Using the data below, return every line that holds the word "preview".
** Opening Data for this task block **
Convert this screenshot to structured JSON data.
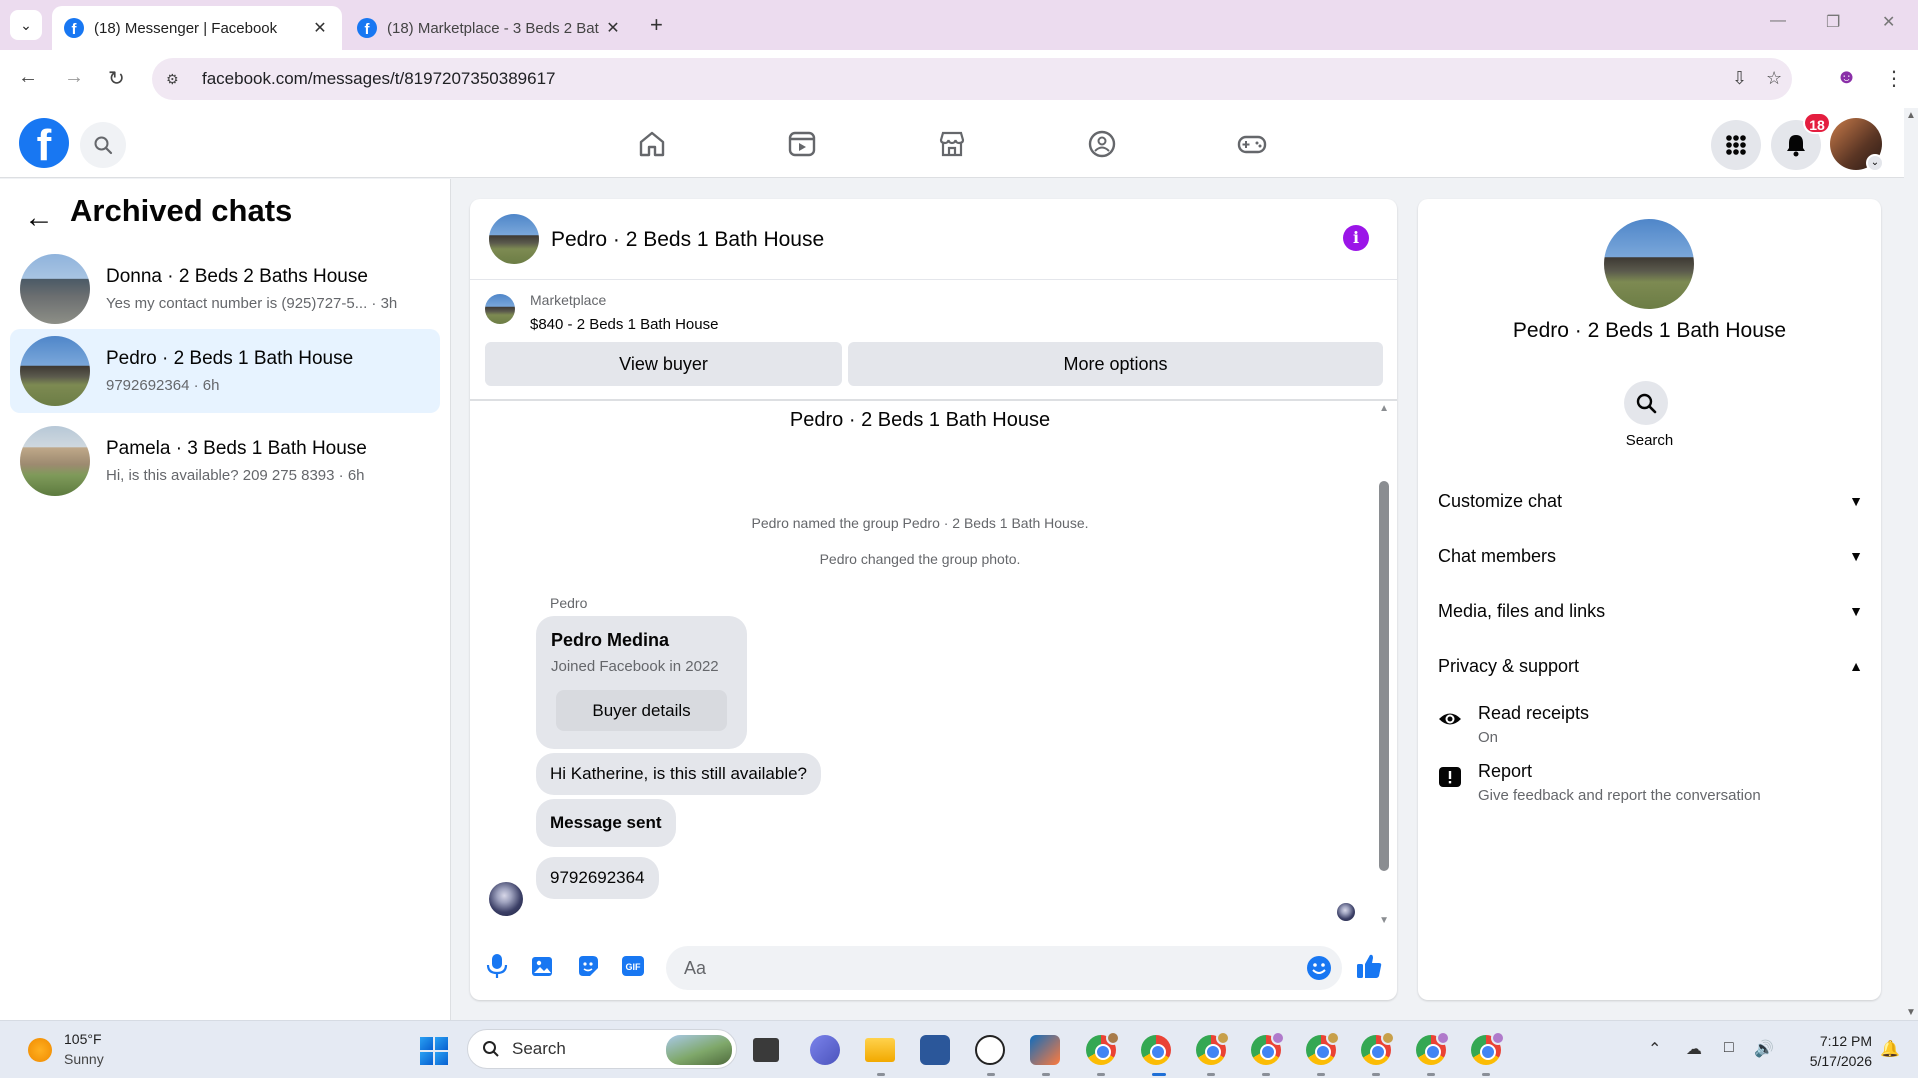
{
  "browser": {
    "tabs": [
      {
        "title": "(18) Messenger | Facebook",
        "active": true
      },
      {
        "title": "(18) Marketplace - 3 Beds 2 Bat",
        "active": false
      }
    ],
    "url": "facebook.com/messages/t/8197207350389617"
  },
  "header": {
    "logo": "f",
    "notification_count": "18",
    "icons": [
      "home-icon",
      "reels-icon",
      "marketplace-icon",
      "groups-icon",
      "gaming-icon",
      "menu-grid-icon",
      "bell-icon"
    ]
  },
  "left_panel": {
    "title": "Archived chats",
    "chats": [
      {
        "name": "Donna · 2 Beds 2 Baths House",
        "preview": "Yes my contact number is (925)727-5...",
        "time": " · 3h",
        "selected": false
      },
      {
        "name": "Pedro · 2 Beds 1 Bath House",
        "preview": "9792692364",
        "time": " · 6h",
        "selected": true
      },
      {
        "name": "Pamela · 3 Beds 1 Bath House",
        "preview": "Hi, is this available? 209 275 8393",
        "time": " · 6h",
        "selected": false
      }
    ]
  },
  "conversation": {
    "title": "Pedro · 2 Beds 1 Bath House",
    "marketplace_label": "Marketplace",
    "listing": "$840 - 2 Beds 1 Bath House",
    "view_buyer": "View buyer",
    "more_options": "More options",
    "thread_title": "Pedro · 2 Beds 1 Bath House",
    "system_messages": [
      "Pedro named the group Pedro · 2 Beds 1 Bath House.",
      "Pedro changed the group photo."
    ],
    "sender": "Pedro",
    "buyer_card": {
      "name": "Pedro Medina",
      "joined": "Joined Facebook in 2022",
      "button": "Buyer details"
    },
    "messages": [
      "Hi Katherine, is this still available?",
      "Message sent",
      "9792692364"
    ],
    "composer_placeholder": "Aa"
  },
  "right_panel": {
    "name": "Pedro · 2 Beds 1 Bath House",
    "search_label": "Search",
    "sections": [
      {
        "label": "Customize chat",
        "expanded": false
      },
      {
        "label": "Chat members",
        "expanded": false
      },
      {
        "label": "Media, files and links",
        "expanded": false
      },
      {
        "label": "Privacy & support",
        "expanded": true
      }
    ],
    "privacy_items": [
      {
        "title": "Read receipts",
        "sub": "On"
      },
      {
        "title": "Report",
        "sub": "Give feedback and report the conversation"
      }
    ]
  },
  "taskbar": {
    "temp": "105°F",
    "condition": "Sunny",
    "search_label": "Search",
    "time": "7:12 PM",
    "date": "5/17/2026"
  },
  "colors": {
    "fb_blue": "#1877f2",
    "accent_purple": "#9b15e8",
    "selected_bg": "#e7f3ff",
    "badge_red": "#e41e3f"
  }
}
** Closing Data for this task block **
* **Task response**
        "preview": "Yes my contact number is (925)727-5...",
        "preview": "9792692364",
        "preview": "Hi, is this available? 209 275 8393",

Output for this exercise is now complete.